Every line of the data below should be repeated exactly, and no picture should be copied.

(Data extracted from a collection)
=== Begin Enclosure ===

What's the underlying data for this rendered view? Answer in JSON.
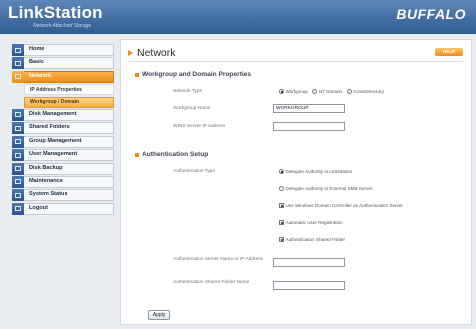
{
  "header": {
    "logo": "LinkStation",
    "tagline": "Network Attached Storage",
    "brand": "BUFFALO"
  },
  "sidebar": {
    "items": [
      {
        "label": "Home"
      },
      {
        "label": "Basic"
      },
      {
        "label": "Network"
      },
      {
        "label": "IP Address Properties"
      },
      {
        "label": "Workgroup / Domain"
      },
      {
        "label": "Disk Management"
      },
      {
        "label": "Shared Folders"
      },
      {
        "label": "Group Management"
      },
      {
        "label": "User Management"
      },
      {
        "label": "Disk Backup"
      },
      {
        "label": "Maintenance"
      },
      {
        "label": "System Status"
      },
      {
        "label": "Logout"
      }
    ]
  },
  "main": {
    "title": "Network",
    "help": "HELP",
    "workgroup": {
      "title": "Workgroup and Domain Properties",
      "network_type_label": "Network Type",
      "options": [
        "Workgroup",
        "NT Domain",
        "ActiveDirectory"
      ],
      "selected": "Workgroup",
      "workgroup_name_label": "Workgroup Name",
      "workgroup_name_value": "WORKGROUP",
      "wins_label": "WINS Server IP Address",
      "wins_value": ""
    },
    "auth": {
      "title": "Authentication Setup",
      "auth_type_label": "Authentication Type",
      "radio1": "Delegate Authority to LinkStation",
      "radio2": "Delegate Authority to External SMB Server",
      "check1": "Use Windows Domain Controller as Authentication Server",
      "check2": "Automatic User Registration",
      "check3": "Authentication Shared Folder",
      "server_label": "Authentication Server Name or IP Address",
      "server_value": "",
      "folder_label": "Authentication Shared Folder Name",
      "folder_value": ""
    },
    "apply": "Apply"
  },
  "colors": {
    "accent": "#f08a1a",
    "header": "#2e5c93",
    "nav_active": "#ef8d16"
  }
}
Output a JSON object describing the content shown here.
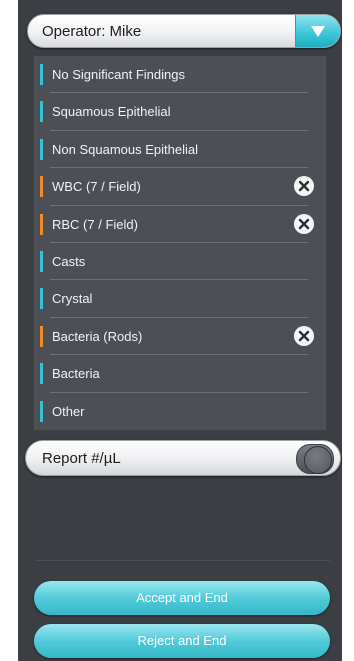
{
  "operator": {
    "label": "Operator: Mike",
    "dropdown_icon": "chevron-down-icon"
  },
  "findings": {
    "items": [
      {
        "label": "No Significant Findings",
        "accent": "#34c1d3",
        "removable": false
      },
      {
        "label": "Squamous Epithelial",
        "accent": "#34c1d3",
        "removable": false
      },
      {
        "label": "Non Squamous Epithelial",
        "accent": "#34c1d3",
        "removable": false
      },
      {
        "label": "WBC (7 / Field)",
        "accent": "#f08a2a",
        "removable": true
      },
      {
        "label": "RBC (7 / Field)",
        "accent": "#f08a2a",
        "removable": true
      },
      {
        "label": "Casts",
        "accent": "#34c1d3",
        "removable": false
      },
      {
        "label": "Crystal",
        "accent": "#34c1d3",
        "removable": false
      },
      {
        "label": "Bacteria (Rods)",
        "accent": "#f08a2a",
        "removable": true
      },
      {
        "label": "Bacteria",
        "accent": "#34c1d3",
        "removable": false
      },
      {
        "label": "Other",
        "accent": "#34c1d3",
        "removable": false
      }
    ]
  },
  "report": {
    "label": "Report #/µL",
    "toggle_on": false
  },
  "actions": {
    "accept_label": "Accept and End",
    "reject_label": "Reject and End"
  },
  "colors": {
    "panel": "#3b3e43",
    "list": "#4c5056",
    "cyan_accent": "#34c1d3",
    "orange_accent": "#f08a2a"
  }
}
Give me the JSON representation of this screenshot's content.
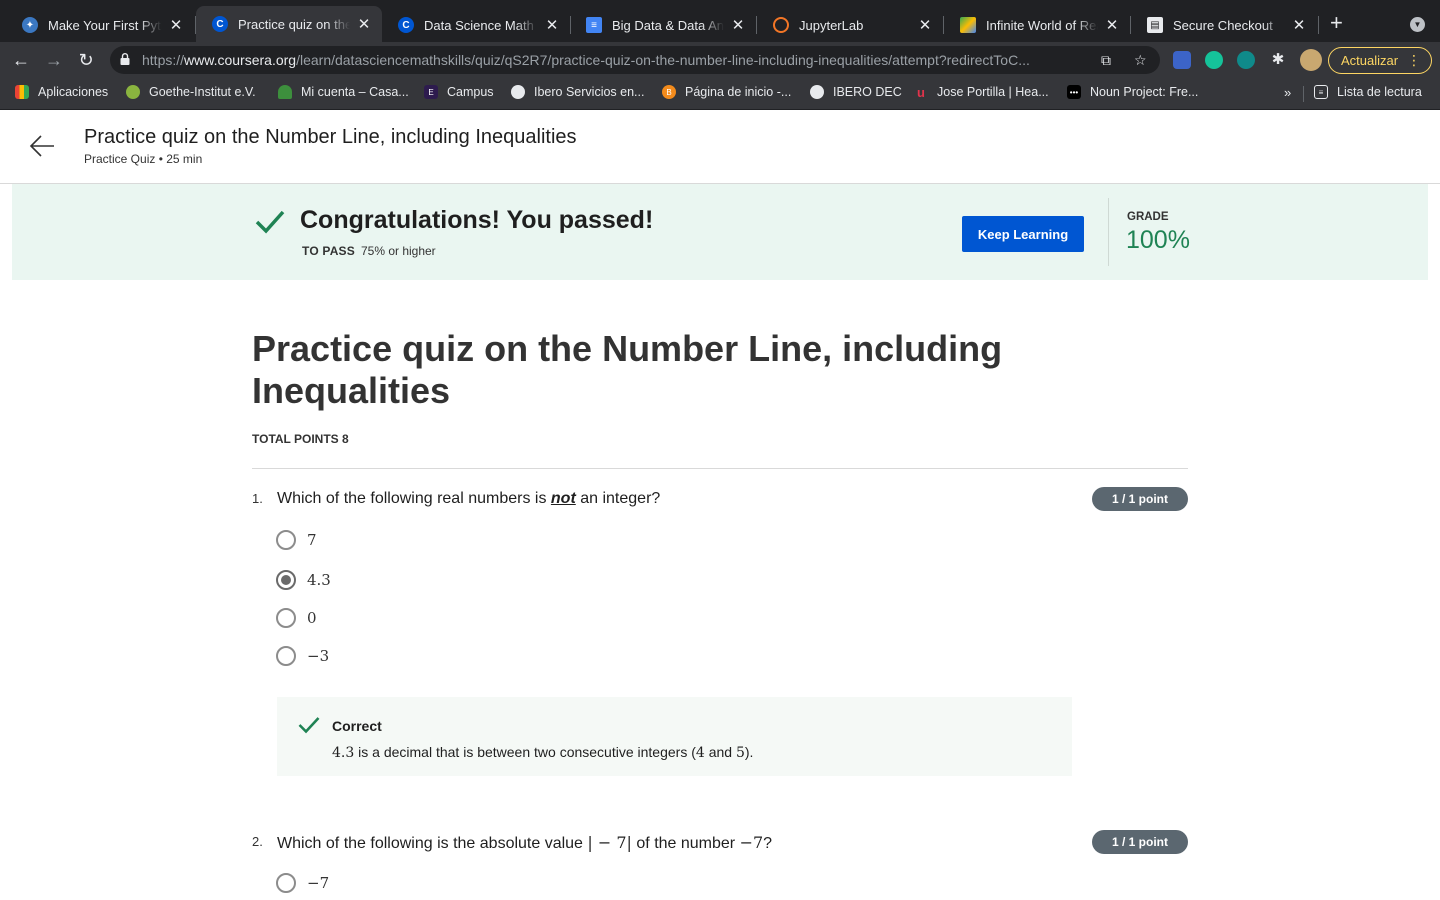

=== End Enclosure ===

EXERCISE SOLUTION:
What's the underlying data for this rendered view? Answer in JSON.
{
  "header": {
    "logo": "LinkStation",
    "tagline": "Network Attached Storage",
    "brand": "BUFFALO"
  },
  "sidebar": {
    "items": [
      {
        "label": "Home"
      },
      {
        "label": "Basic"
      },
      {
        "label": "Network"
      },
      {
        "label": "IP Address Properties"
      },
      {
        "label": "Workgroup / Domain"
      },
      {
        "label": "Disk Management"
      },
      {
        "label": "Shared Folders"
      },
      {
        "label": "Group Management"
      },
      {
        "label": "User Management"
      },
      {
        "label": "Disk Backup"
      },
      {
        "label": "Maintenance"
      },
      {
        "label": "System Status"
      },
      {
        "label": "Logout"
      }
    ]
  },
  "main": {
    "title": "Network",
    "help": "HELP",
    "workgroup": {
      "title": "Workgroup and Domain Properties",
      "network_type_label": "Network Type",
      "options": [
        "Workgroup",
        "NT Domain",
        "ActiveDirectory"
      ],
      "selected": "Workgroup",
      "workgroup_name_label": "Workgroup Name",
      "workgroup_name_value": "WORKGROUP",
      "wins_label": "WINS Server IP Address",
      "wins_value": ""
    },
    "auth": {
      "title": "Authentication Setup",
      "auth_type_label": "Authentication Type",
      "radio1": "Delegate Authority to LinkStation",
      "radio2": "Delegate Authority to External SMB Server",
      "check1": "Use Windows Domain Controller as Authentication Server",
      "check2": "Automatic User Registration",
      "check3": "Authentication Shared Folder",
      "server_label": "Authentication Server Name or IP Address",
      "server_value": "",
      "folder_label": "Authentication Shared Folder Name",
      "folder_value": ""
    },
    "apply": "Apply"
  },
  "colors": {
    "accent": "#f08a1a",
    "header": "#2e5c93",
    "nav_active": "#ef8d16"
  }
}
Output a JSON object describing the content shown here.
{
  "operator": {
    "label": "Operator: Mike",
    "dropdown_icon": "chevron-down-icon"
  },
  "findings": {
    "items": [
      {
        "label": "No Significant Findings",
        "accent": "#34c1d3",
        "removable": false
      },
      {
        "label": "Squamous Epithelial",
        "accent": "#34c1d3",
        "removable": false
      },
      {
        "label": "Non Squamous Epithelial",
        "accent": "#34c1d3",
        "removable": false
      },
      {
        "label": "WBC (7 / Field)",
        "accent": "#f08a2a",
        "removable": true
      },
      {
        "label": "RBC (7 / Field)",
        "accent": "#f08a2a",
        "removable": true
      },
      {
        "label": "Casts",
        "accent": "#34c1d3",
        "removable": false
      },
      {
        "label": "Crystal",
        "accent": "#34c1d3",
        "removable": false
      },
      {
        "label": "Bacteria (Rods)",
        "accent": "#f08a2a",
        "removable": true
      },
      {
        "label": "Bacteria",
        "accent": "#34c1d3",
        "removable": false
      },
      {
        "label": "Other",
        "accent": "#34c1d3",
        "removable": false
      }
    ]
  },
  "report": {
    "label": "Report #/µL",
    "toggle_on": false
  },
  "actions": {
    "accept_label": "Accept and End",
    "reject_label": "Reject and End"
  },
  "colors": {
    "panel": "#3b3e43",
    "list": "#4c5056",
    "cyan_accent": "#34c1d3",
    "orange_accent": "#f08a2a"
  }
}
Give me the JSON representation of this screenshot's content.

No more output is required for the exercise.